PROBLEM REQUIREMENTS: Please restate the data word for word, leaving out no line.

Component data from apps and pages:
________________

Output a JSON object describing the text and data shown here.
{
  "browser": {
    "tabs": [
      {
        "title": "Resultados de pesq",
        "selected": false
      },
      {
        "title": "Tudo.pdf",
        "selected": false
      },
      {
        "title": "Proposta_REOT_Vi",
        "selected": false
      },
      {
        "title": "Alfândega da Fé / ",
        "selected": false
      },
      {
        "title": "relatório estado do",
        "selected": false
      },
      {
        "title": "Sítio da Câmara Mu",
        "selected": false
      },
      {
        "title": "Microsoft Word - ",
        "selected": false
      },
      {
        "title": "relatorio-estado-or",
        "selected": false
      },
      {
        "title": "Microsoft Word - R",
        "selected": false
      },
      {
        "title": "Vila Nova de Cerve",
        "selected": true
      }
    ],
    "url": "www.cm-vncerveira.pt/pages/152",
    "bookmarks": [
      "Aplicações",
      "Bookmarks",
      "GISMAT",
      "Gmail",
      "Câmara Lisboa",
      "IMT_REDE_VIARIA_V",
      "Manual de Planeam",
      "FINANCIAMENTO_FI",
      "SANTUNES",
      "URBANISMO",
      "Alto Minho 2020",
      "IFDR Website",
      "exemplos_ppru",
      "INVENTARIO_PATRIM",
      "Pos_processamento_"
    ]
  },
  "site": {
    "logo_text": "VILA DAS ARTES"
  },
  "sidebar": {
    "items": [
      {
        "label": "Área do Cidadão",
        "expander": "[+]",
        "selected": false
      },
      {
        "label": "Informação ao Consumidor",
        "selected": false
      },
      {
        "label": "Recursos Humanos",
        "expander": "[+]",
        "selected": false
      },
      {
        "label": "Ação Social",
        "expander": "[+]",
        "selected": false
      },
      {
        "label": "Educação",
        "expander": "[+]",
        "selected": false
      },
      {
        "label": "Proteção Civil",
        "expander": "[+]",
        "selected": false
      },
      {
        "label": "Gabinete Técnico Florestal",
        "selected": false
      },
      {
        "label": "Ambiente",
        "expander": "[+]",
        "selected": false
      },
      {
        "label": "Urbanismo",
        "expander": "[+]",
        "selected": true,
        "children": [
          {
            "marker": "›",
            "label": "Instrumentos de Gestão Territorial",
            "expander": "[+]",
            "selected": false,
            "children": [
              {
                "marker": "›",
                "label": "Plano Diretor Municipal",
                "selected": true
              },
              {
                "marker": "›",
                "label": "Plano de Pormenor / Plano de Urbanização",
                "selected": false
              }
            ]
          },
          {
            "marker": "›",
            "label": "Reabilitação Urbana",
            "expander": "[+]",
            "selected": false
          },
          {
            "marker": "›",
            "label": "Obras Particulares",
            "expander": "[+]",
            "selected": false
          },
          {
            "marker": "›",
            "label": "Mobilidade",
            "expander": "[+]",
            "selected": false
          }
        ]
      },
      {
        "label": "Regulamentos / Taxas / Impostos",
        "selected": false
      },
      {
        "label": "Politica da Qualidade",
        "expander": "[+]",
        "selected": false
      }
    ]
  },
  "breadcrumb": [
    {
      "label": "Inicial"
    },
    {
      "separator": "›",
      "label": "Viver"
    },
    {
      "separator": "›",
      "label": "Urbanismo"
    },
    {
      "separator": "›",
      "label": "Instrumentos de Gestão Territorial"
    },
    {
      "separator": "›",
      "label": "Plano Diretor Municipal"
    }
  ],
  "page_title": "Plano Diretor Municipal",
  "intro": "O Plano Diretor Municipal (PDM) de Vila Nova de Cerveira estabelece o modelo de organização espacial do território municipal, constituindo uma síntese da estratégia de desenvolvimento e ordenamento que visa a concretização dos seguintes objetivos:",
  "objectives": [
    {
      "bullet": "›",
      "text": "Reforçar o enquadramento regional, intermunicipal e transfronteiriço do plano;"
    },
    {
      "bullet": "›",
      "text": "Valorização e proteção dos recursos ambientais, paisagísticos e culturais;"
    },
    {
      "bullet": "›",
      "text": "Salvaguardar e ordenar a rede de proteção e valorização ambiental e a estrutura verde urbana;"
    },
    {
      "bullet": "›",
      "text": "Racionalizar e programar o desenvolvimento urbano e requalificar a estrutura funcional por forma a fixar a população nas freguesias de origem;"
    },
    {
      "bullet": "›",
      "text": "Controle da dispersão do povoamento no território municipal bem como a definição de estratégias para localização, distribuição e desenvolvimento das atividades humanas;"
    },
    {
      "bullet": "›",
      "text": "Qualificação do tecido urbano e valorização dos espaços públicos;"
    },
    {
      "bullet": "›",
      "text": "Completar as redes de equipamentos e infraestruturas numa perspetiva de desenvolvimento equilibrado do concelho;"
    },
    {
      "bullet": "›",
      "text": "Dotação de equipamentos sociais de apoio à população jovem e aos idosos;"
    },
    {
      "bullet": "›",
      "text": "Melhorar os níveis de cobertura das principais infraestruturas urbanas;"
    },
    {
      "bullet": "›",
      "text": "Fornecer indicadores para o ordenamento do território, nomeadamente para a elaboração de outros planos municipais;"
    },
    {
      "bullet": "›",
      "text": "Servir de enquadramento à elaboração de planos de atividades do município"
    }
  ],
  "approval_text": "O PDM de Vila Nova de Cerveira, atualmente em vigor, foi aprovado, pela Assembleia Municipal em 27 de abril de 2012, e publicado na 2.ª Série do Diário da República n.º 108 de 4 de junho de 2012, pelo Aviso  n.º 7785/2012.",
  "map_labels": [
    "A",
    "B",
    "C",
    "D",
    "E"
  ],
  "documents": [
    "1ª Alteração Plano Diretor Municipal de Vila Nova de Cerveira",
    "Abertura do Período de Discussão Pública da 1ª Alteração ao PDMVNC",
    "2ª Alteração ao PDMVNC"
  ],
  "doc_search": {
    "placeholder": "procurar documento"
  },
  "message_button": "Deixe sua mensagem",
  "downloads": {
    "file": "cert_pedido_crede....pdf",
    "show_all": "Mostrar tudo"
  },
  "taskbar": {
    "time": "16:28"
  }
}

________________

ANSWER SPACE:
Output a JSON object describing the text and data shown here.
{
  "browser": {
    "tabs": [
      {
        "title": "Resultados de pesq",
        "selected": false
      },
      {
        "title": "Tudo.pdf",
        "selected": false
      },
      {
        "title": "Proposta_REOT_Vi",
        "selected": false
      },
      {
        "title": "Alfândega da Fé / ",
        "selected": false
      },
      {
        "title": "relatório estado do",
        "selected": false
      },
      {
        "title": "Sítio da Câmara Mu",
        "selected": false
      },
      {
        "title": "Microsoft Word - ",
        "selected": false
      },
      {
        "title": "relatorio-estado-or",
        "selected": false
      },
      {
        "title": "Microsoft Word - R",
        "selected": false
      },
      {
        "title": "Vila Nova de Cerve",
        "selected": true
      }
    ],
    "url": "www.cm-vncerveira.pt/pages/152",
    "bookmarks": [
      "Aplicações",
      "Bookmarks",
      "GISMAT",
      "Gmail",
      "Câmara Lisboa",
      "IMT_REDE_VIARIA_V",
      "Manual de Planeam",
      "FINANCIAMENTO_FI",
      "SANTUNES",
      "URBANISMO",
      "Alto Minho 2020",
      "IFDR Website",
      "exemplos_ppru",
      "INVENTARIO_PATRIM",
      "Pos_processamento_"
    ]
  },
  "site": {
    "logo_text": "VILA DAS ARTES"
  },
  "sidebar": {
    "items": [
      {
        "label": "Área do Cidadão",
        "expander": "[+]",
        "selected": false
      },
      {
        "label": "Informação ao Consumidor",
        "selected": false
      },
      {
        "label": "Recursos Humanos",
        "expander": "[+]",
        "selected": false
      },
      {
        "label": "Ação Social",
        "expander": "[+]",
        "selected": false
      },
      {
        "label": "Educação",
        "expander": "[+]",
        "selected": false
      },
      {
        "label": "Proteção Civil",
        "expander": "[+]",
        "selected": false
      },
      {
        "label": "Gabinete Técnico Florestal",
        "selected": false
      },
      {
        "label": "Ambiente",
        "expander": "[+]",
        "selected": false
      },
      {
        "label": "Urbanismo",
        "expander": "[+]",
        "selected": true,
        "children": [
          {
            "marker": "›",
            "label": "Instrumentos de Gestão Territorial",
            "expander": "[+]",
            "selected": false,
            "children": [
              {
                "marker": "›",
                "label": "Plano Diretor Municipal",
                "selected": true
              },
              {
                "marker": "›",
                "label": "Plano de Pormenor / Plano de Urbanização",
                "selected": false
              }
            ]
          },
          {
            "marker": "›",
            "label": "Reabilitação Urbana",
            "expander": "[+]",
            "selected": false
          },
          {
            "marker": "›",
            "label": "Obras Particulares",
            "expander": "[+]",
            "selected": false
          },
          {
            "marker": "›",
            "label": "Mobilidade",
            "expander": "[+]",
            "selected": false
          }
        ]
      },
      {
        "label": "Regulamentos / Taxas / Impostos",
        "selected": false
      },
      {
        "label": "Politica da Qualidade",
        "expander": "[+]",
        "selected": false
      }
    ]
  },
  "breadcrumb": [
    {
      "label": "Inicial"
    },
    {
      "separator": "›",
      "label": "Viver"
    },
    {
      "separator": "›",
      "label": "Urbanismo"
    },
    {
      "separator": "›",
      "label": "Instrumentos de Gestão Territorial"
    },
    {
      "separator": "›",
      "label": "Plano Diretor Municipal"
    }
  ],
  "page_title": "Plano Diretor Municipal",
  "intro": "O Plano Diretor Municipal (PDM) de Vila Nova de Cerveira estabelece o modelo de organização espacial do território municipal, constituindo uma síntese da estratégia de desenvolvimento e ordenamento que visa a concretização dos seguintes objetivos:",
  "objectives": [
    {
      "bullet": "›",
      "text": "Reforçar o enquadramento regional, intermunicipal e transfronteiriço do plano;"
    },
    {
      "bullet": "›",
      "text": "Valorização e proteção dos recursos ambientais, paisagísticos e culturais;"
    },
    {
      "bullet": "›",
      "text": "Salvaguardar e ordenar a rede de proteção e valorização ambiental e a estrutura verde urbana;"
    },
    {
      "bullet": "›",
      "text": "Racionalizar e programar o desenvolvimento urbano e requalificar a estrutura funcional por forma a fixar a população nas freguesias de origem;"
    },
    {
      "bullet": "›",
      "text": "Controle da dispersão do povoamento no território municipal bem como a definição de estratégias para localização, distribuição e desenvolvimento das atividades humanas;"
    },
    {
      "bullet": "›",
      "text": "Qualificação do tecido urbano e valorização dos espaços públicos;"
    },
    {
      "bullet": "›",
      "text": "Completar as redes de equipamentos e infraestruturas numa perspetiva de desenvolvimento equilibrado do concelho;"
    },
    {
      "bullet": "›",
      "text": "Dotação de equipamentos sociais de apoio à população jovem e aos idosos;"
    },
    {
      "bullet": "›",
      "text": "Melhorar os níveis de cobertura das principais infraestruturas urbanas;"
    },
    {
      "bullet": "›",
      "text": "Fornecer indicadores para o ordenamento do território, nomeadamente para a elaboração de outros planos municipais;"
    },
    {
      "bullet": "›",
      "text": "Servir de enquadramento à elaboração de planos de atividades do município"
    }
  ],
  "approval_text": "O PDM de Vila Nova de Cerveira, atualmente em vigor, foi aprovado, pela Assembleia Municipal em 27 de abril de 2012, e publicado na 2.ª Série do Diário da República n.º 108 de 4 de junho de 2012, pelo Aviso  n.º 7785/2012.",
  "map_labels": [
    "A",
    "B",
    "C",
    "D",
    "E"
  ],
  "documents": [
    "1ª Alteração Plano Diretor Municipal de Vila Nova de Cerveira",
    "Abertura do Período de Discussão Pública da 1ª Alteração ao PDMVNC",
    "2ª Alteração ao PDMVNC"
  ],
  "doc_search": {
    "placeholder": "procurar documento"
  },
  "message_button": "Deixe sua mensagem",
  "downloads": {
    "file": "cert_pedido_crede....pdf",
    "show_all": "Mostrar tudo"
  },
  "taskbar": {
    "time": "16:28"
  }
}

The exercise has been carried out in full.